We have a lot to be grateful for

I don’t know about you, but I needed a few days off after the election last week. For most people, the election is a one-day event that means stopping to vote before or after work. It’s a different world for the newspaper, however. We can empathize with candidates, and often feel like we’ve been on the battlefield alongside them when the big day comes.

No, we aren’t campaigning door-to-door asking for votes. Early on, we start the process of keeping up with paperwork for dozens of candidates. We make sure that everyone is fairly represented, and we go to painstaking lengths to ensure not one candidate gets more coverage than another. That makes it really difficult when often half or so candidates are incumbents and it’s our job to report what they’re doing with their job. It’s a whirlwind at times!

Most newspapers simply camp out at the clerk’s office on election day and wait for results. For the past couple of elections, we felt the need to be pioneering. Newspapers aren’t dying, as long as they evolve. When competing with a 24-7, 365 culture of social media and online news, as Ricky Bobby would say, “If you ain’t first, you’re last!” Well, we aren’t racing in NASCAR, but we are in an intensively competitive industry. The pressure isn’t always on to get it first, but it is to get it right. The last thing we want is to carry the banner “fake news” for incorrectly reporting something, especially when it comes to elected offices. Everyone gets things wrong at times, but those who correct themselves do so humbly.

What we’ve done in the 2018 and 2014 elections is provide live coverage of election night at the courthouse. Now, it’s one thing to do Facebook Live and keep voters informed. We’ve done that. In 2016, we were hot on the heels of the U.S. Senate and presidential election. That didn’t require an army to accomplish. However, covering a countywide election, with dozens of candidates, it’s our responsibility to get the results fast, but get them right.

I have to give a big shout-out to Frank Shelton. When Frank helps, he comes in clutch to get it done. He brings not only his equipment and expertise with TV-4 and KCPS.media, he brings a literal army of students. Those students, stationed at local precincts, made it possible for him, and us, to get the results a long time before the county clerk. His students on-camera and behind the camera, conducted themselves in a very professional manner. As anyone who knows him will say, Frank is THE MAN. We are proud to work side-by-side with him and KCPS on many projects… many of which he and I will both say we neither one have time to do. But, we get it done. Frank gets it done. Thank you, Frank.

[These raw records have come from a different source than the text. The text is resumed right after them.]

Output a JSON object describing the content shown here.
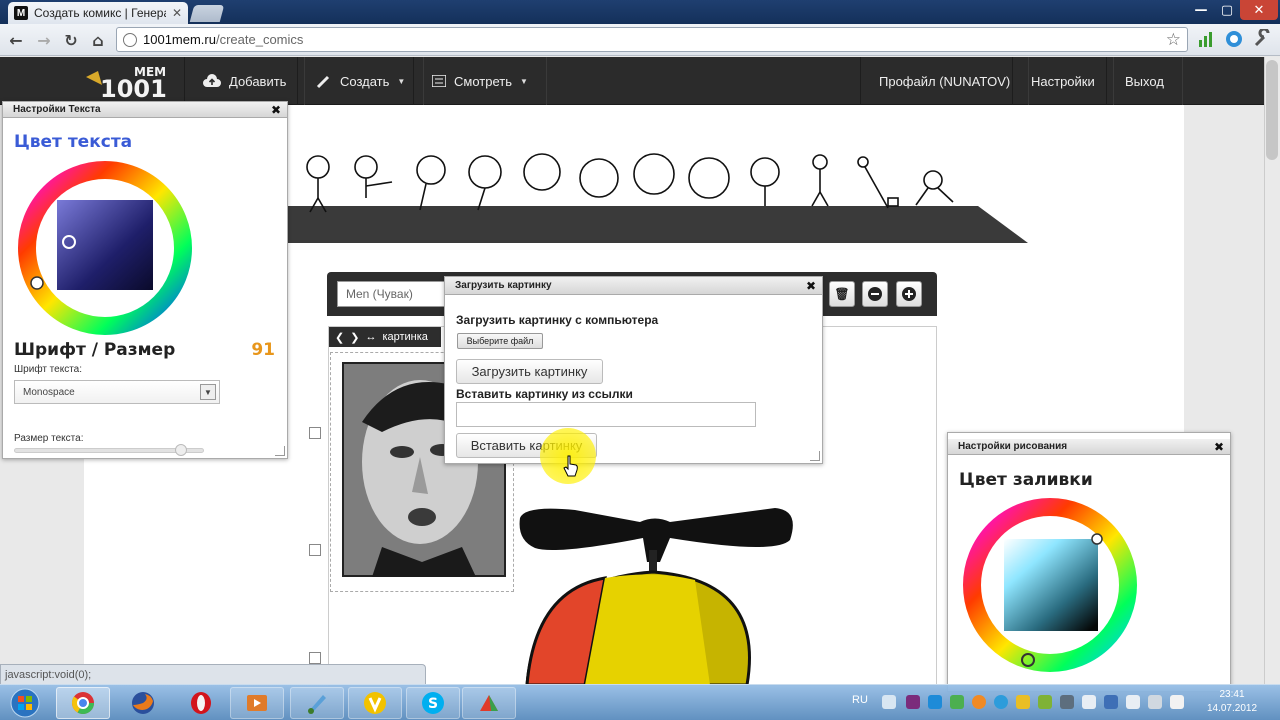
{
  "browser": {
    "tab_title": "Создать комикс | Генерат",
    "tab_close": "✕",
    "url_host": "1001mem.ru",
    "url_path": "/create_comics"
  },
  "window": {
    "minimize": "—",
    "maximize": "▢",
    "close": "✕"
  },
  "nav": {
    "logo_text": "MEM",
    "logo_num": "1001",
    "add": "Добавить",
    "create": "Создать",
    "view": "Смотреть",
    "profile": "Профайл (NUNATOV)",
    "settings": "Настройки",
    "logout": "Выход"
  },
  "text_panel": {
    "title": "Настройки Текста",
    "close": "✖",
    "color_heading": "Цвет текста",
    "font_heading": "Шрифт / Размер",
    "font_size_value": "91",
    "font_label": "Шрифт текста:",
    "font_value": "Monospace",
    "size_label": "Размер текста:",
    "size_fraction": 0.91
  },
  "editor": {
    "name_placeholder": "Men (Чувак)",
    "block_label": "картинка"
  },
  "upload_dialog": {
    "title": "Загрузить картинку",
    "close": "✖",
    "from_computer": "Загрузить картинку с компьютера",
    "choose_file": "Выберите файл",
    "upload_button": "Загрузить картинку",
    "from_url": "Вставить картинку из ссылки",
    "url_value": "",
    "insert_button": "Вставить картинку"
  },
  "draw_panel": {
    "title": "Настройки рисования",
    "close": "✖",
    "fill_heading": "Цвет заливки"
  },
  "status_text": "javascript:void(0);",
  "taskbar": {
    "lang": "RU",
    "time": "23:41",
    "date": "14.07.2012"
  },
  "colors": {
    "accent_blue": "#3a5bd6",
    "accent_orange": "#e8961b",
    "nav_bg": "#2b2b2b"
  }
}
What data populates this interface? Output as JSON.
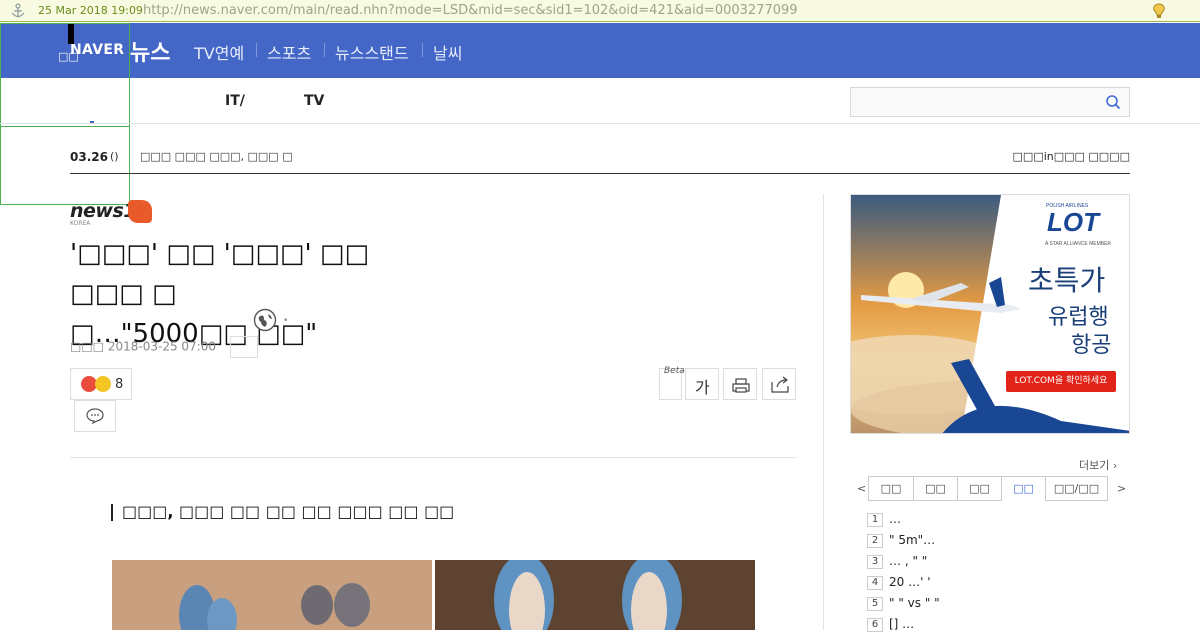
{
  "archive_bar": {
    "date": "25 Mar 2018 19:09",
    "url": "http://news.naver.com/main/read.nhn?mode=LSD&mid=sec&sid1=102&oid=421&aid=0003277099"
  },
  "header": {
    "logo": "NAVER",
    "news": "뉴스",
    "nav": [
      "TV연예",
      "스포츠",
      "뉴스스탠드",
      "날씨"
    ],
    "overlay_line1": "□□",
    "overlay_line2": "□□"
  },
  "sub_nav": {
    "items": [
      "IT/",
      "TV"
    ],
    "search_placeholder": ""
  },
  "ticker": {
    "date": "03.26",
    "day": "()",
    "headline": "□□□ □□□ □□□, □□□ □",
    "right": "□□□in□□□ □□□□"
  },
  "article": {
    "press": "news1",
    "press_sub": "KOREA",
    "title_line1": "'□□□' □□ '□□□' □□ □□□ □",
    "title_line2": "□…\"5000□□ □□\"",
    "byline_name": "□□□",
    "byline_date": "2018-03-25 07:00",
    "reaction_count": "8",
    "beta": "Beta",
    "font_button": "가",
    "subhead": "□□□, □□□ □□ □□ □□ □□□ □□ □□"
  },
  "ad": {
    "brand": "LOT",
    "brand_sub": "POLISH AIRLINES",
    "alliance": "A STAR ALLIANCE MEMBER",
    "headline": "초특가",
    "line2": "유럽행",
    "line3": "항공",
    "cta": "LOT.COM을 확인하세요"
  },
  "sidebar": {
    "more": "더보기",
    "tabs": [
      "□□",
      "□□",
      "□□",
      "□□",
      "□□/□□"
    ],
    "active_tab": 3,
    "ranks": [
      {
        "num": "1",
        "text": "…"
      },
      {
        "num": "2",
        "text": "\" 5m\"…"
      },
      {
        "num": "3",
        "text": "… , \" \""
      },
      {
        "num": "4",
        "text": "20  …' '"
      },
      {
        "num": "5",
        "text": "\" \" vs \" \""
      },
      {
        "num": "6",
        "text": "[]  …"
      }
    ]
  },
  "colors": {
    "header_blue": "#4366c7",
    "archive_green": "#6c8c1c",
    "ad_red": "#e2231a",
    "lot_blue": "#163d8a"
  }
}
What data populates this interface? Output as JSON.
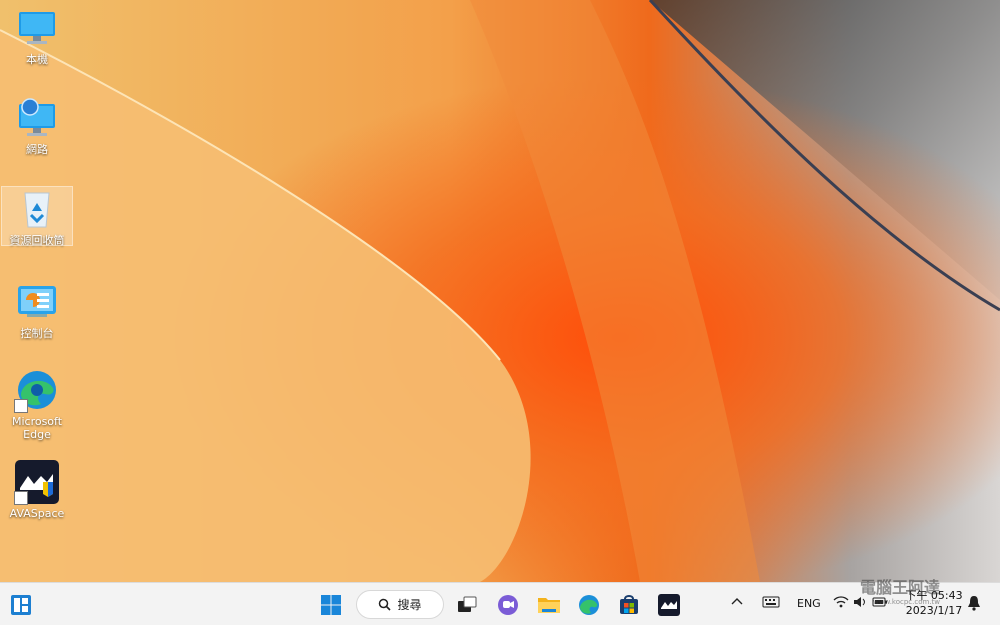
{
  "desktop": {
    "icons": [
      {
        "label": "本機"
      },
      {
        "label": "網路"
      },
      {
        "label": "資源回收筒"
      },
      {
        "label": "控制台"
      },
      {
        "label": "Microsoft Edge"
      },
      {
        "label": "AVASpace"
      }
    ]
  },
  "taskbar": {
    "search_label": "搜尋",
    "apps": [
      "widgets-icon",
      "start-icon",
      "task-view-icon",
      "chat-icon",
      "file-explorer-icon",
      "edge-icon",
      "store-icon",
      "avaspace-icon"
    ],
    "tray": {
      "chevron": "^",
      "language": "ENG",
      "time": "下午 05:43",
      "date": "2023/1/17"
    }
  },
  "watermark": {
    "title": "電腦王阿達",
    "url": "www.kocpc.com.tw"
  },
  "colors": {
    "accent": "#f25a0e",
    "taskbar": "#f3f3f3"
  }
}
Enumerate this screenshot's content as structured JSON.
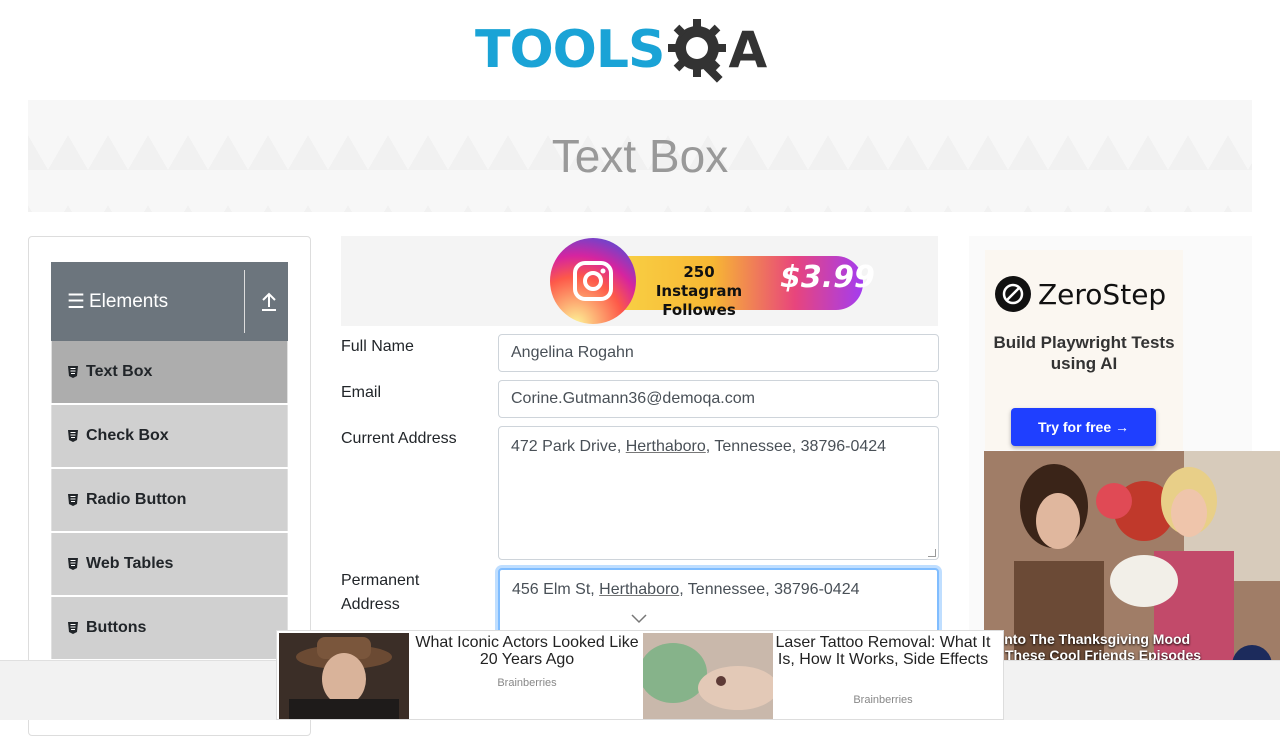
{
  "header": {
    "logo_primary": "TOOLS",
    "logo_secondary": "A"
  },
  "banner": {
    "title": "Text Box"
  },
  "sidebar": {
    "group_title": "Elements",
    "items": [
      {
        "label": "Text Box",
        "active": true
      },
      {
        "label": "Check Box",
        "active": false
      },
      {
        "label": "Radio Button",
        "active": false
      },
      {
        "label": "Web Tables",
        "active": false
      },
      {
        "label": "Buttons",
        "active": false
      }
    ]
  },
  "top_ad": {
    "line1": "250 Instagram",
    "line2": "Followes",
    "price": "$3.99"
  },
  "form": {
    "full_name": {
      "label": "Full Name",
      "value": "Angelina Rogahn"
    },
    "email": {
      "label": "Email",
      "value": "Corine.Gutmann36@demoqa.com"
    },
    "current_address": {
      "label": "Current Address",
      "value_pre": "472 Park Drive, ",
      "value_u": "Herthaboro",
      "value_post": ", Tennessee, 38796-0424"
    },
    "permanent_address": {
      "label": "Permanent Address",
      "value_pre": "456 Elm St, ",
      "value_u": "Herthaboro",
      "value_post": ", Tennessee, 38796-0424"
    }
  },
  "right_ad": {
    "brand": "ZeroStep",
    "tagline": "Build Playwright Tests using AI",
    "cta": "Try for free →"
  },
  "video_ad": {
    "caption_line1": "et Into The Thanksgiving Mood",
    "caption_line2": "ith These Cool Friends Episodes",
    "next": "›"
  },
  "bottom_ad": {
    "item1_title": "What Iconic Actors Looked Like 20 Years Ago",
    "item1_source": "Brainberries",
    "item2_title": "Laser Tattoo Removal: What It Is, How It Works, Side Effects",
    "item2_source": "Brainberries"
  },
  "colors": {
    "logo_blue": "#1aa3d6",
    "group_header": "#6c757d",
    "menu_active": "#adadad",
    "menu_item": "#d0d0d0",
    "cta_blue": "#1f3fff",
    "focus_border": "#80bdff"
  }
}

We also couldn’t pull off the coverage without the complete assistance we receive from county clerk Mike Corey and his staff. They always go above and beyond to make sure we have what we need.

Jason Valentine and the folks at Barbourville Utilities who provided their new BLINK service for election night is owed a big thank you, and a big apology. This 39-year-old graphic designer-turned-editor and former I.T. professional, asked more questions than he admits to needing answers to in order to get the network equipment running for election night. I’ve learned a lot during this election cycle. Thank you for your help.

Our community owes the folks mentioned, and many more I didn’t mention, a huge debt of gratitude for providing such outstanding services. Knox County is truly blessed. I certainly hope you believe so, also.